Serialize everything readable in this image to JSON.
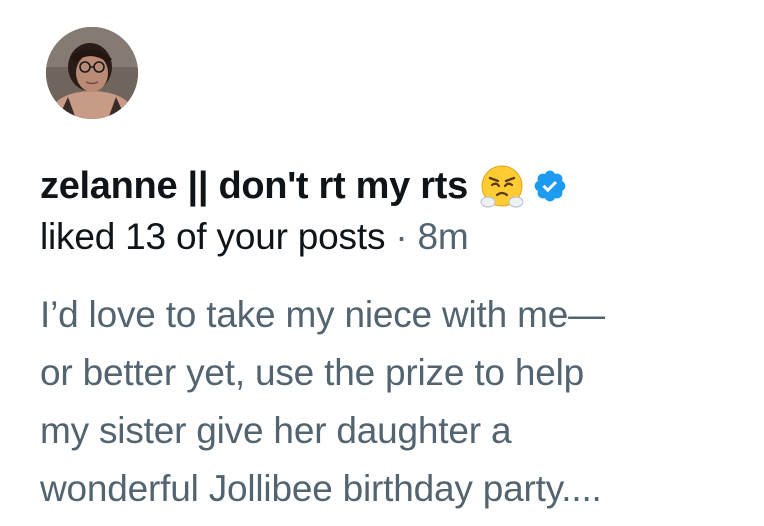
{
  "notification": {
    "avatar_icon": "user-profile-photo",
    "display_name": "zelanne || don't rt my rts",
    "name_emoji": "face-with-steam-from-nose",
    "verified_icon": "verified-badge-icon",
    "action": "liked 13 of your posts",
    "separator": "·",
    "time": "8m",
    "post_lines": [
      "I’d love to take my niece with me—",
      "or better yet, use the prize to help",
      "my sister give her daughter a",
      "wonderful Jollibee birthday party...."
    ]
  },
  "colors": {
    "name": "#0f1419",
    "secondary": "#536471",
    "verified": "#1d9bf0",
    "background": "#ffffff"
  }
}
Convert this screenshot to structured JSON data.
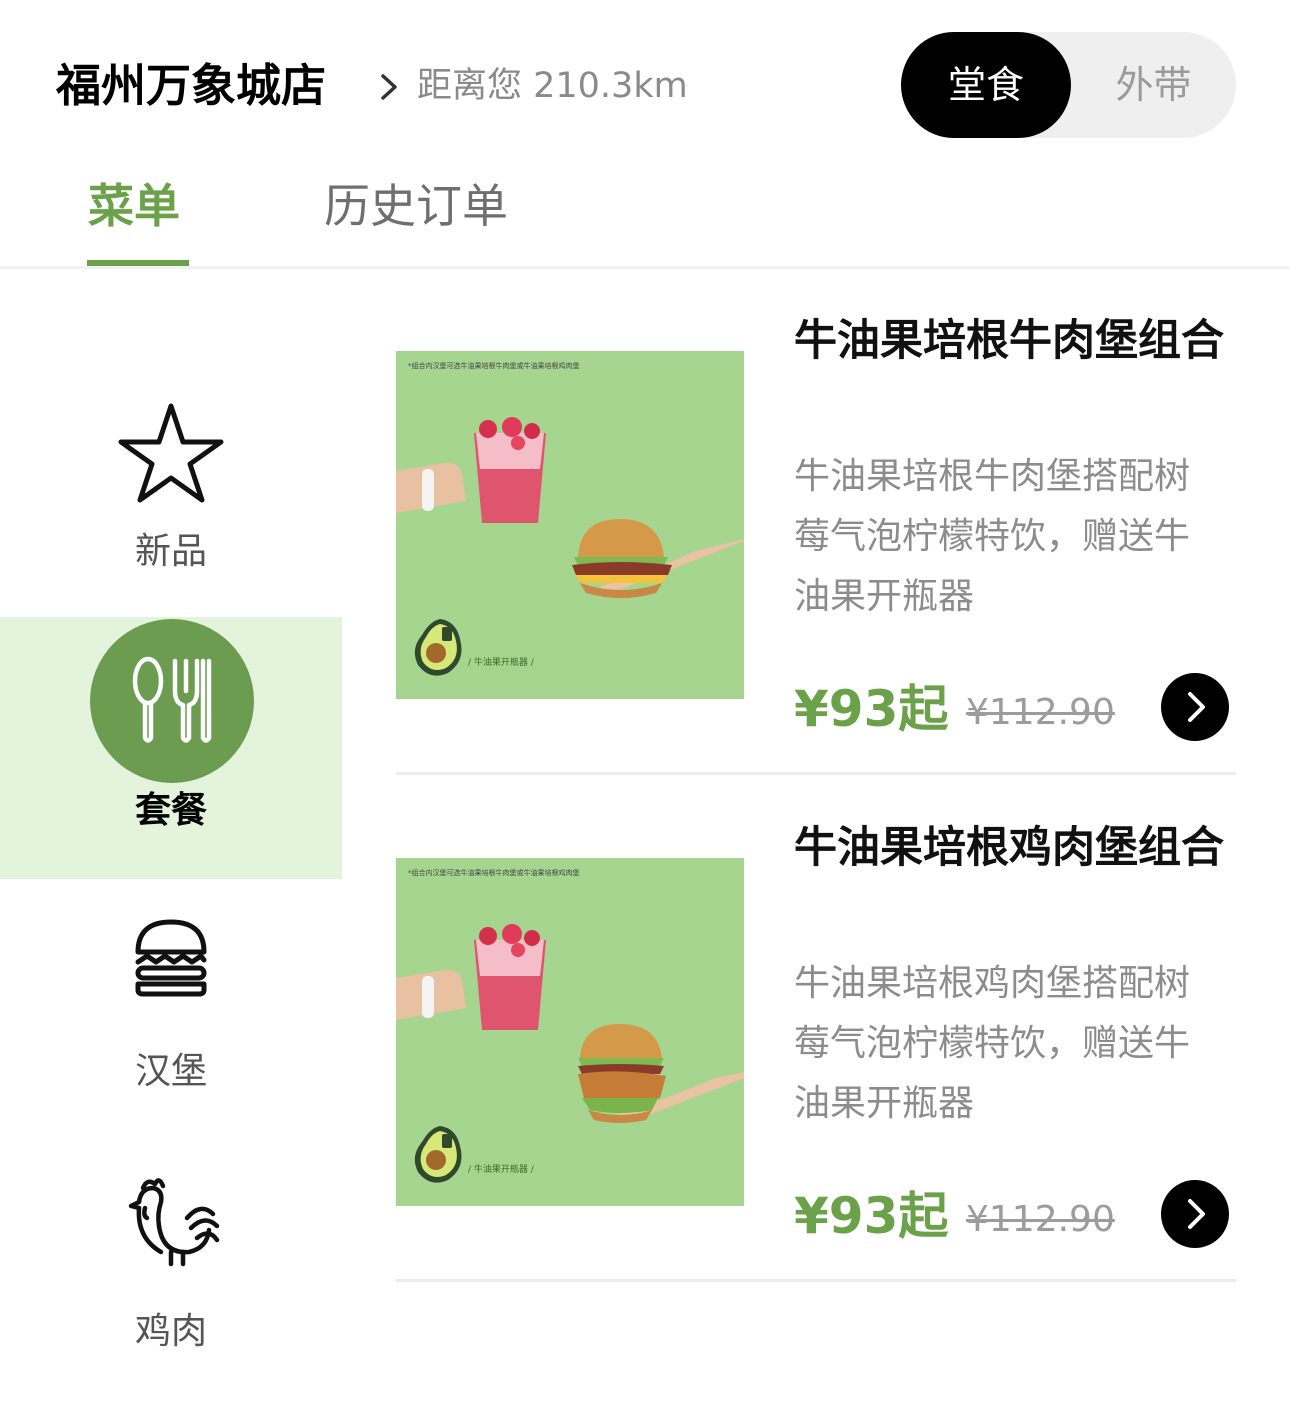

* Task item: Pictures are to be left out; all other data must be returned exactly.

* Task answer:
Serialize everything readable in this image to JSON.
{
  "notification": {
    "avatar_icon": "user-profile-photo",
    "display_name": "zelanne || don't rt my rts",
    "name_emoji": "face-with-steam-from-nose",
    "verified_icon": "verified-badge-icon",
    "action": "liked 13 of your posts",
    "separator": "·",
    "time": "8m",
    "post_lines": [
      "I’d love to take my niece with me—",
      "or better yet, use the prize to help",
      "my sister give her daughter a",
      "wonderful Jollibee birthday party...."
    ]
  },
  "colors": {
    "name": "#0f1419",
    "secondary": "#536471",
    "verified": "#1d9bf0",
    "background": "#ffffff"
  }
}
Convert this screenshot to structured JSON data.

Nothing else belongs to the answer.